Which lines of the data contain the string "разведданным"? Show each of them.

Top of STORED DATA

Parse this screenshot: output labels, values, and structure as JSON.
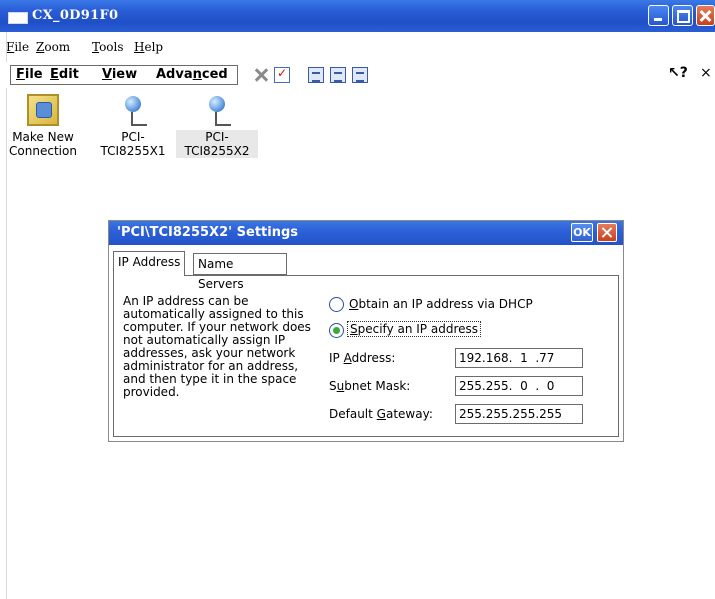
{
  "window": {
    "title": "CX_0D91F0"
  },
  "outer_menu": {
    "file": "File",
    "zoom": "Zoom",
    "tools": "Tools",
    "help": "Help"
  },
  "toolbar": {
    "file": "File",
    "edit": "Edit",
    "view": "View",
    "advanced": "Advanced",
    "help_icon_label": "?",
    "close_label": "×"
  },
  "icons": [
    {
      "label_line1": "Make New",
      "label_line2": "Connection",
      "icon": "connection-wizard-icon"
    },
    {
      "label_line1": "PCI-",
      "label_line2": "TCI8255X1",
      "icon": "network-adapter-icon"
    },
    {
      "label_line1": "PCI-",
      "label_line2": "TCI8255X2",
      "icon": "network-adapter-icon",
      "selected": true
    }
  ],
  "dialog": {
    "title": "'PCI\\TCI8255X2' Settings",
    "ok_label": "OK",
    "tabs": [
      "IP Address",
      "Name Servers"
    ],
    "active_tab": "IP Address",
    "description": "An IP address can be automatically assigned to this computer.  If your network does not automatically assign IP addresses, ask your network administrator for an address, and then type it in the space provided.",
    "options": {
      "dhcp": "Obtain an IP address via DHCP",
      "specify": "Specify an IP address",
      "selected": "specify"
    },
    "fields": {
      "ip_label": "IP Address:",
      "ip_value": "192.168.  1  .77",
      "subnet_label": "Subnet Mask:",
      "subnet_value": "255.255.  0  .  0",
      "gateway_label": "Default Gateway:",
      "gateway_value": "255.255.255.255"
    }
  },
  "colors": {
    "titlebar": "#2a5fd8",
    "close_button": "#c8401b",
    "radio_checked": "#3aaa3a"
  }
}
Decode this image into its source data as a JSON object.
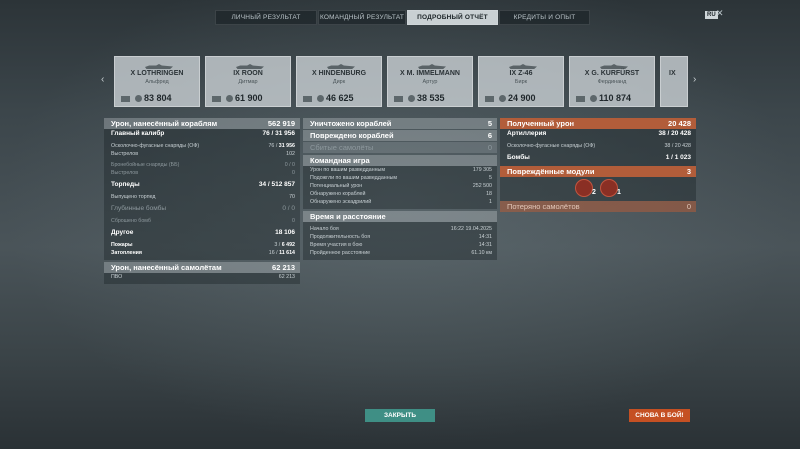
{
  "tabs": [
    "ЛИЧНЫЙ РЕЗУЛЬТАТ",
    "КОМАНДНЫЙ РЕЗУЛЬТАТ",
    "ПОДРОБНЫЙ ОТЧЁТ",
    "КРЕДИТЫ И ОПЫТ"
  ],
  "active_tab": "ПОДРОБНЫЙ ОТЧЁТ",
  "lang_badge": "RU",
  "close_glyph": "✕",
  "nav": {
    "prev": "‹",
    "next": "›"
  },
  "ships": [
    {
      "name": "X LOTHRINGEN",
      "player": "Альфред",
      "damage": "83 804"
    },
    {
      "name": "IX ROON",
      "player": "Дитмар",
      "damage": "61 900"
    },
    {
      "name": "X HINDENBURG",
      "player": "Дирк",
      "damage": "46 625"
    },
    {
      "name": "X M. IMMELMANN",
      "player": "Артур",
      "damage": "38 535"
    },
    {
      "name": "IX Z-46",
      "player": "Бирк",
      "damage": "24 900"
    },
    {
      "name": "X G. KURFÜRST",
      "player": "Фердинанд",
      "damage": "110 874"
    },
    {
      "name": "IX",
      "player": "",
      "damage": ""
    }
  ],
  "left": {
    "damage_header": {
      "label": "Урон, нанесённый кораблям",
      "value": "562 919"
    },
    "main_battery": {
      "label": "Главный калибр",
      "value_a": "76",
      "value_b": "31 956"
    },
    "he_shells": {
      "label": "Осколочно-фугасные снаряды (ОФ)",
      "value_a": "76",
      "value_b": "31 956"
    },
    "shots": {
      "label": "Выстрелов",
      "value": "102"
    },
    "ap_shells": {
      "label": "Бронебойные снаряды (ББ)",
      "value": "0 / 0"
    },
    "ap_shots": {
      "label": "Выстрелов",
      "value": "0"
    },
    "torpedoes": {
      "label": "Торпеды",
      "value_a": "34",
      "value_b": "512 857"
    },
    "torp_launched": {
      "label": "Выпущено торпед",
      "value": "70"
    },
    "depth_charges": {
      "label": "Глубинные бомбы",
      "value": "0 / 0"
    },
    "dc_dropped": {
      "label": "Сброшено бомб",
      "value": "0"
    },
    "other": {
      "label": "Другое",
      "value": "18 106"
    },
    "fires": {
      "label": "Пожары",
      "value_a": "3",
      "value_b": "6 492"
    },
    "floods": {
      "label": "Затопления",
      "value_a": "16",
      "value_b": "11 614"
    },
    "aircraft_header": {
      "label": "Урон, нанесённый самолётам",
      "value": "62 213"
    },
    "aa": {
      "label": "ПВО",
      "value": "62 213"
    }
  },
  "middle": {
    "destroyed": {
      "label": "Уничтожено кораблей",
      "value": "5"
    },
    "damaged": {
      "label": "Повреждено кораблей",
      "value": "6"
    },
    "planes_shot": {
      "label": "Сбитые самолёты",
      "value": "0"
    },
    "team_header": "Командная игра",
    "team_rows": [
      {
        "label": "Урон по вашим разведданным",
        "value": "179 305"
      },
      {
        "label": "Подожгли по вашим разведданным",
        "value": "5"
      },
      {
        "label": "Потенциальный урон",
        "value": "252 500"
      },
      {
        "label": "Обнаружено кораблей",
        "value": "18"
      },
      {
        "label": "Обнаружено эскадрилий",
        "value": "1"
      }
    ],
    "time_header": "Время и расстояние",
    "time_rows": [
      {
        "label": "Начало боя",
        "value": "16:22  19.04.2025"
      },
      {
        "label": "Продолжительность боя",
        "value": "14:31"
      },
      {
        "label": "Время участия в бою",
        "value": "14:31"
      },
      {
        "label": "Пройденное расстояние",
        "value": "61.10 км"
      }
    ]
  },
  "right": {
    "received": {
      "label": "Полученный урон",
      "value": "20 428"
    },
    "artillery": {
      "label": "Артиллерия",
      "value_a": "38",
      "value_b": "20 428"
    },
    "he_recv": {
      "label": "Осколочно-фугасные снаряды (ОФ)",
      "value": "38 / 20 428"
    },
    "bombs": {
      "label": "Бомбы",
      "value": "1 / 1 023"
    },
    "modules": {
      "label": "Повреждённые модули",
      "value": "3"
    },
    "module_icons": [
      {
        "name": "torpedo-tube-icon",
        "count": "2"
      },
      {
        "name": "engine-icon",
        "count": "1"
      }
    ],
    "planes_lost": {
      "label": "Потеряно самолётов",
      "value": "0"
    }
  },
  "buttons": {
    "close": "ЗАКРЫТЬ",
    "again": "СНОВА В БОЙ!"
  }
}
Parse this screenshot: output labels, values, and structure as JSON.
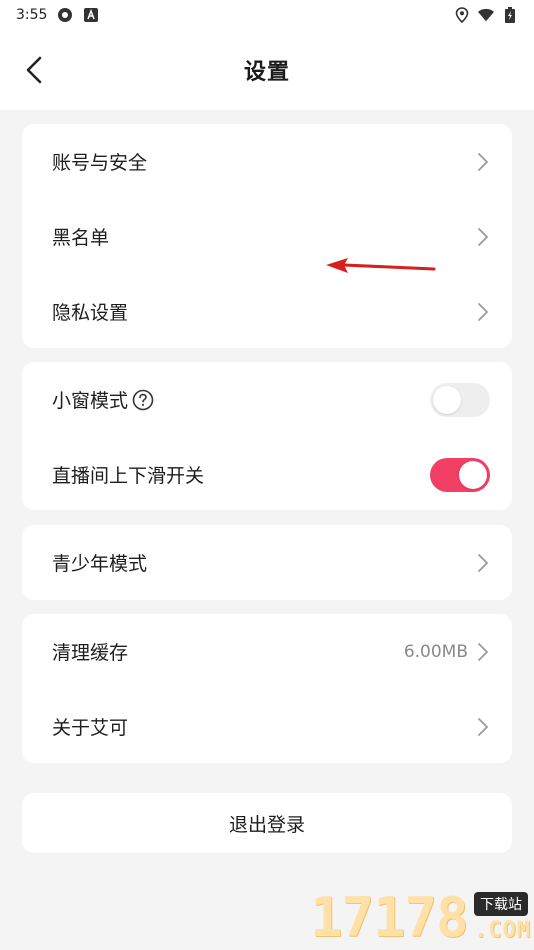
{
  "status_bar": {
    "time": "3:55",
    "icons_left": [
      "vpn-shield-icon",
      "notification-a-icon"
    ],
    "icons_right": [
      "location-icon",
      "wifi-icon",
      "battery-icon"
    ]
  },
  "header": {
    "title": "设置",
    "back_icon": "chevron-left-icon"
  },
  "cards": {
    "account": {
      "items": [
        {
          "label": "账号与安全"
        },
        {
          "label": "黑名单"
        },
        {
          "label": "隐私设置"
        }
      ]
    },
    "playback": {
      "small_window": {
        "label": "小窗模式",
        "toggle_on": false
      },
      "live_swipe": {
        "label": "直播间上下滑开关",
        "toggle_on": true
      }
    },
    "youth": {
      "items": [
        {
          "label": "青少年模式"
        }
      ]
    },
    "about": {
      "clear_cache": {
        "label": "清理缓存",
        "value": "6.00MB"
      },
      "about_app": {
        "label": "关于艾可"
      }
    }
  },
  "logout": {
    "label": "退出登录"
  },
  "watermark": {
    "digits": "17178",
    "badge": "下载站",
    "suffix": ".COM"
  },
  "colors": {
    "accent": "#f23f64",
    "background": "#f4f4f4",
    "card": "#ffffff",
    "annotation_arrow": "#d81e1e"
  }
}
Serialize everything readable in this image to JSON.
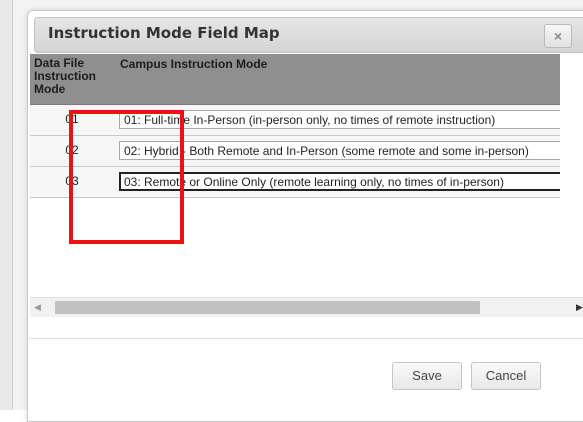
{
  "dialog": {
    "title": "Instruction Mode Field Map",
    "close_label": "×"
  },
  "table": {
    "headers": [
      "Data File Instruction Mode",
      "Campus Instruction Mode"
    ],
    "rows": [
      {
        "code": "01",
        "value": "01: Full-time In-Person (in-person only, no times of remote instruction)"
      },
      {
        "code": "02",
        "value": "02: Hybrid - Both Remote and In-Person (some remote and some in-person)"
      },
      {
        "code": "03",
        "value": "03: Remote or Online Only (remote learning only, no times of in-person)"
      }
    ]
  },
  "scrollbar": {
    "left_arrow": "◀",
    "right_arrow": "▶"
  },
  "footer": {
    "save_label": "Save",
    "cancel_label": "Cancel"
  },
  "colors": {
    "highlight": "#ee1111",
    "header_bg": "#8f8f8f"
  }
}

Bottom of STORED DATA

» FINISHED EXERCISE
        "label": "Урон по вашим разведданным",
        "label": "Подожгли по вашим разведданным",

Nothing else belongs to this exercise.